Solis: “As I’m working, he deliberately grabs himself and put his penis on my hand. I pulled my hand away instantly and I started crying. I told that I’m done. I don’t want to do this anymore.”

Solis said she felt threatened when Watson, before leaving the session, allegedly told her: “I know you have a career to protect, and I know that you don’t want anyone messing with it, just like I don’t want anyone messing with mine.”

Solis added, “That’s when I got really scared because that sounded like a threat to me.”

Hayes: “He wanted me to kind of make a V motion in his pelvic area. I just kept massaging and did what he asked, until his penis kept touching me repeatedly as I did it.”

Hayes said that Watson had an orgasm, which she said was “mortifying, embarrassing and disgusting.”

O’Brien asked Hayes why she continued to have contact via email with Watson after their encounter.

Hayes: "I wasn't sure what he was capable of. He could've physically assaulted me. He could've bashed my business, so I had to protect myself and my business the best way I saw fit. Did I ever see him again after that? No. Did I give him the runaround? Yes."

O’Brien pointed out that two separate grand juries in Texas heard criminal accusations against Watson and neither found enough evidence to indict him.

Solis and Hayes, and 20 other massage therapists have filed civil suits against Watson. The cases aren’t expected to reach a courtroom until next March. Both sides could reach a settlement before then which would effectively shut down any legal action against Watson. However, both sides say they aren’t interested in any pretrial settlements. That’s what they say now, anyway.

After being banished to the sidelines for the 2021 season by the Houston Texans, Watson signed a historic, 5-year fully guaranteed $230 million contract with the Cleveland Browns.

Hayes said she feels Watson “is being rewarded for bad behavior." Solis said, "It's just like a big screw you. That's what it feels like. That we (the Browns) don't care. He can run and throw, and that's what we care about.”

Watson currently is participating in preseason workouts with the Browns and, at the moment, is cleared to play the upcoming NFL season.

That is unless the NFL suspends Watson for some, most or all of the 2022 season. NFL commissioner Roger Goodell has said the league is nearing completion of its independent investigation into Watson’s case and will reach a decision “shortly,” probably this summer. The NFL and NFL Players Association mutually agreed to have former U.S. District Judge Sue Robinson decide whether or not Watson violated the league’s Personal Conduct Policy and what discipline should be handed down if he did.

The Browns are scheduled to play the Texans on Dec. 4 at NRG Stadium in Houston.

O’Brien said, while producing the Real Sports piece, she tried to interview Watson, his attorneys and the Cleveland Browns for their side of the story.
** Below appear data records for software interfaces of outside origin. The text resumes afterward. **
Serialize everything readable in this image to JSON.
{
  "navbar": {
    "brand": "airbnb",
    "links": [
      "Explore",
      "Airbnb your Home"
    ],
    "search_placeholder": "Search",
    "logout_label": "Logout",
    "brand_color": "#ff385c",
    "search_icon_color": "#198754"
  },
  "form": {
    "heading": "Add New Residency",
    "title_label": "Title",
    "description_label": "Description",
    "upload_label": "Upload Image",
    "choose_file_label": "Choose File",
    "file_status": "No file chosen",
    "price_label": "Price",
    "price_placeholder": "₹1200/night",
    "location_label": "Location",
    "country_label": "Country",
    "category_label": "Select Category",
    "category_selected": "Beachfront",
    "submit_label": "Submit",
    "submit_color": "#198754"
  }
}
All declined.

During a press conference in March to announce his joining the Browns, Watson denied any inappropriate behavior with the massage therapists.
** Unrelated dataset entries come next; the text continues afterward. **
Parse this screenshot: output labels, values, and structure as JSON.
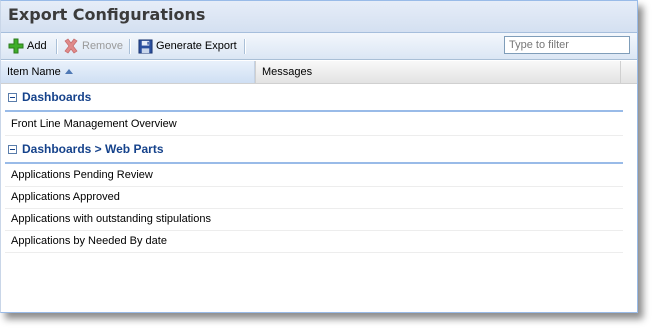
{
  "window": {
    "title": "Export Configurations"
  },
  "toolbar": {
    "add_label": "Add",
    "remove_label": "Remove",
    "generate_label": "Generate Export",
    "filter_placeholder": "Type to filter"
  },
  "grid": {
    "columns": [
      "Item Name",
      "Messages"
    ],
    "sorted_column": "Item Name",
    "sort_direction": "ascending"
  },
  "groups": [
    {
      "label": "Dashboards",
      "rows": [
        "Front Line Management Overview"
      ]
    },
    {
      "label": "Dashboards > Web Parts",
      "rows": [
        "Applications Pending Review",
        "Applications Approved",
        "Applications with outstanding stipulations",
        "Applications by Needed By date"
      ]
    }
  ],
  "colors": {
    "accent": "#15428b",
    "border": "#99bbe8"
  }
}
Watson: “I never assaulted any woman. I’ve never disrespected any woman. I was raised to be genuine and respect everyone around me. I’ve never done the thing that these people are alleging. My mom and my aunties didn’t raise me that way.”
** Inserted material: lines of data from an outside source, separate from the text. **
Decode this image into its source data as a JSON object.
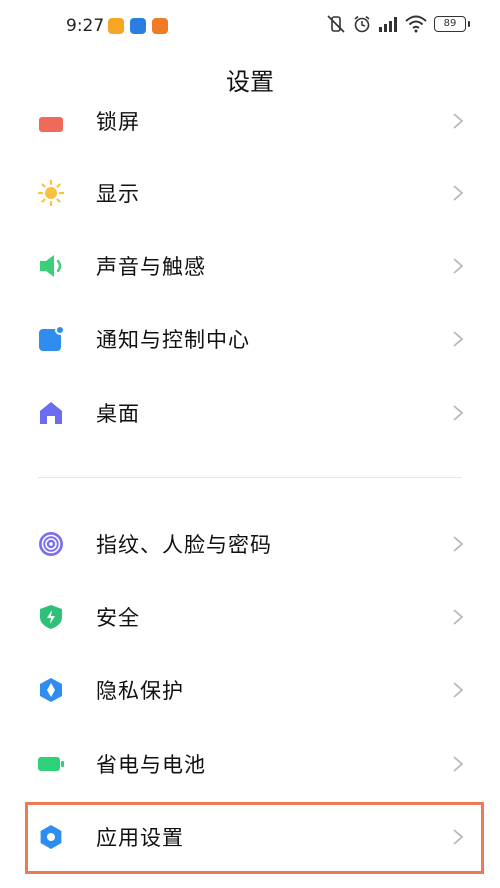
{
  "status_bar": {
    "time": "9:27",
    "battery": "89",
    "notifications": [
      {
        "icon": "weibo-icon",
        "color": "#f5a623"
      },
      {
        "icon": "app-notification-icon",
        "color": "#2a7de1"
      },
      {
        "icon": "app-notification-icon-2",
        "color": "#f07a26"
      }
    ]
  },
  "header": {
    "title": "设置"
  },
  "items": [
    {
      "label": "锁屏",
      "icon": "lock-screen-icon",
      "color": "#f06a5a"
    },
    {
      "label": "显示",
      "icon": "sun-icon",
      "color": "#f7c23e"
    },
    {
      "label": "声音与触感",
      "icon": "speaker-icon",
      "color": "#3ccf7a"
    },
    {
      "label": "通知与控制中心",
      "icon": "notification-icon",
      "color": "#2f8df0"
    },
    {
      "label": "桌面",
      "icon": "home-icon",
      "color": "#6b6cf0"
    },
    {
      "label": "指纹、人脸与密码",
      "icon": "fingerprint-icon",
      "color": "#7b6ff0"
    },
    {
      "label": "安全",
      "icon": "shield-icon",
      "color": "#2fc07a"
    },
    {
      "label": "隐私保护",
      "icon": "privacy-icon",
      "color": "#2f8df0"
    },
    {
      "label": "省电与电池",
      "icon": "battery-icon",
      "color": "#2fd07a"
    },
    {
      "label": "应用设置",
      "icon": "gear-icon",
      "color": "#2f8df0"
    }
  ],
  "highlight_color": "#ec7a55"
}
Leah Graham, a member of Watson’s legal team, sat for an interview after O’Brien’s segment was complete.

Graham: "It's 22 women. It's one lawyer. There's only one lawyer who was willing to take these cases. And as we know from Ashley Solis’ deposition, Mr. (Houston attorney Tony) Buzbee was not the first, probably not the second or third lawyer she went to, but he was the only one to take her case. Why? Not because it had merit, but because he would use these cases to increase his social media following and quite frankly to get on shows like this one.”

My reaction after watching the Real Sports segment? We weren’t in the room when the massage therapists worked on Watson. We weren’t in the grand jury room when evidence against Watson was presented. We don’t know what happened. We don’t know what will happen if these cases go to trial.

Until then all we have is one big, lurid, embarrassing mess. In American courtrooms, defendants are presumed innocent. That’s often the opposite in the court of public opinion. We’ll just have to wait while the wheels of justice grind painfully slow.

SportsMap Emails
Are Awesome